Making Amends: How to Rebuild Relationships after Battling Addiction
Living amends look different for everyone, depending on the specific negative behavior patterns you have identified while working the 12 Steps. Determining the most impactful living amends will require a great deal of honesty. A qualified behavioral therapist can help you identify the areas of your life that need attention. Living amends refers to the ways in which you change how you live Making Living Amends During Addiction Recovery your life in recovery or “walking our talk.” These changes affirm your commitment to the direct or symbolic amends you made with others. Living amends represent the long-term actions you will take to remain committed to recovery. If you have devoted the necessary time and energy to the first 8 steps, you should have a solid foundation from which to approach making amends in Step 9.

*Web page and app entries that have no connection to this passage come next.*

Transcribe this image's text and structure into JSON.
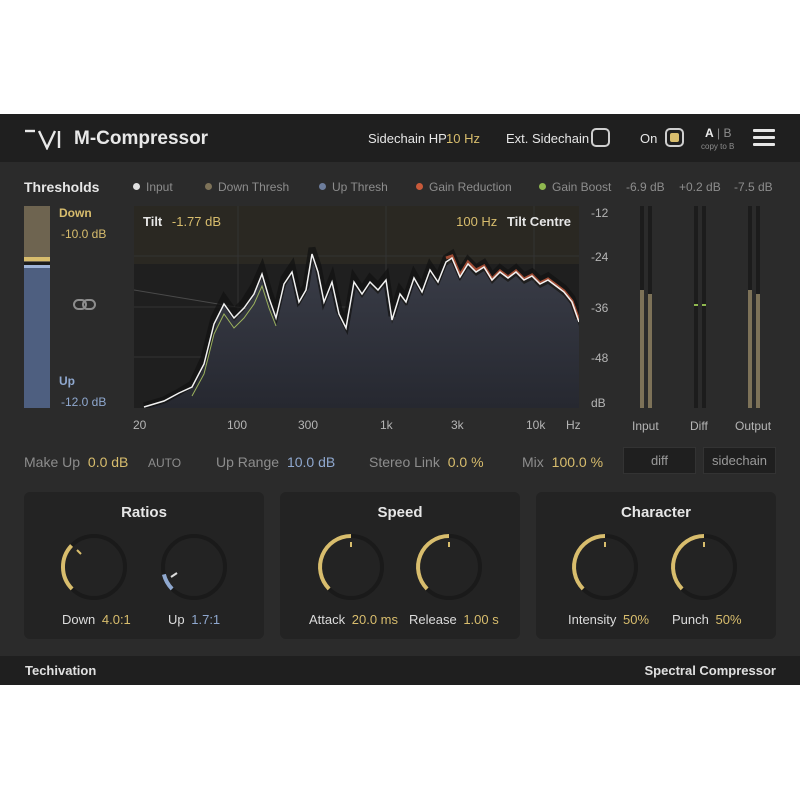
{
  "header": {
    "title": "M-Compressor",
    "sidechain_hp_label": "Sidechain HP",
    "sidechain_hp_value": "10 Hz",
    "ext_sidechain_label": "Ext. Sidechain",
    "on_label": "On",
    "ab_a": "A",
    "ab_sep": "|",
    "ab_b": "B",
    "copy_to_b": "copy to B"
  },
  "thresholds": {
    "title": "Thresholds",
    "down_label": "Down",
    "down_value": "-10.0 dB",
    "up_label": "Up",
    "up_value": "-12.0 dB"
  },
  "legend": [
    {
      "label": "Input",
      "color": "#e0e0e0"
    },
    {
      "label": "Down Thresh",
      "color": "#7d7258"
    },
    {
      "label": "Up Thresh",
      "color": "#6d7d9c"
    },
    {
      "label": "Gain Reduction",
      "color": "#c85a3a"
    },
    {
      "label": "Gain Boost",
      "color": "#8fb84f"
    }
  ],
  "graph": {
    "tilt_label": "Tilt",
    "tilt_value": "-1.77 dB",
    "tilt_centre_value": "100 Hz",
    "tilt_centre_label": "Tilt Centre",
    "y_ticks": [
      "-12",
      "-24",
      "-36",
      "-48",
      "dB"
    ],
    "x_ticks": [
      "20",
      "100",
      "300",
      "1k",
      "3k",
      "10k",
      "Hz"
    ]
  },
  "meters": {
    "input_value": "-6.9 dB",
    "diff_value": "+0.2 dB",
    "output_value": "-7.5 dB",
    "input_label": "Input",
    "diff_label": "Diff",
    "output_label": "Output"
  },
  "params": {
    "makeup_label": "Make Up",
    "makeup_value": "0.0 dB",
    "auto_label": "AUTO",
    "uprange_label": "Up Range",
    "uprange_value": "10.0 dB",
    "stereolink_label": "Stereo Link",
    "stereolink_value": "0.0 %",
    "mix_label": "Mix",
    "mix_value": "100.0 %",
    "diff_button": "diff",
    "sidechain_button": "sidechain"
  },
  "ratios": {
    "title": "Ratios",
    "down_label": "Down",
    "down_value": "4.0:1",
    "up_label": "Up",
    "up_value": "1.7:1"
  },
  "speed": {
    "title": "Speed",
    "attack_label": "Attack",
    "attack_value": "20.0 ms",
    "release_label": "Release",
    "release_value": "1.00 s"
  },
  "character": {
    "title": "Character",
    "intensity_label": "Intensity",
    "intensity_value": "50%",
    "punch_label": "Punch",
    "punch_value": "50%"
  },
  "footer": {
    "brand": "Techivation",
    "product": "Spectral Compressor"
  },
  "colors": {
    "accent_gold": "#d8bd6d",
    "accent_blue": "#8fa8cf",
    "accent_green": "#9fc465",
    "background": "#2b2b2b"
  }
}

Making amends is a very important part of addiction recovery. The recovering person must acknowledge that actions they took during active addiction caused harm to others, especially those who are closest to them. They must take ownership of those actions and begin to take new actions that show the commitment they have made to their recovery. People get tired of broken promises, of forgiving over and over and giving second and third, fourth, or fifth chances only to get hurt again. When you’re looking to change both your behavior and your broken relationships, stop making excuses to fulfill your promises. Soon, you’ll run out of reasons to give your loved ones why you’ve failed them once again.
Steps for Making Living Amends
That’s why you have to keep the channels of communication open at all times. This https://ecosoberhouse.com/ ties back into making tangible reparations for your mistakes wherever applicable.
It also shows that you’re working towards a more positive lifestyle. A direct amends I made was for borrowing money from multiple people. I reached out to them, told my story and where I was at now, and said how sorry I was. I offered them their money back – some took it, others did not.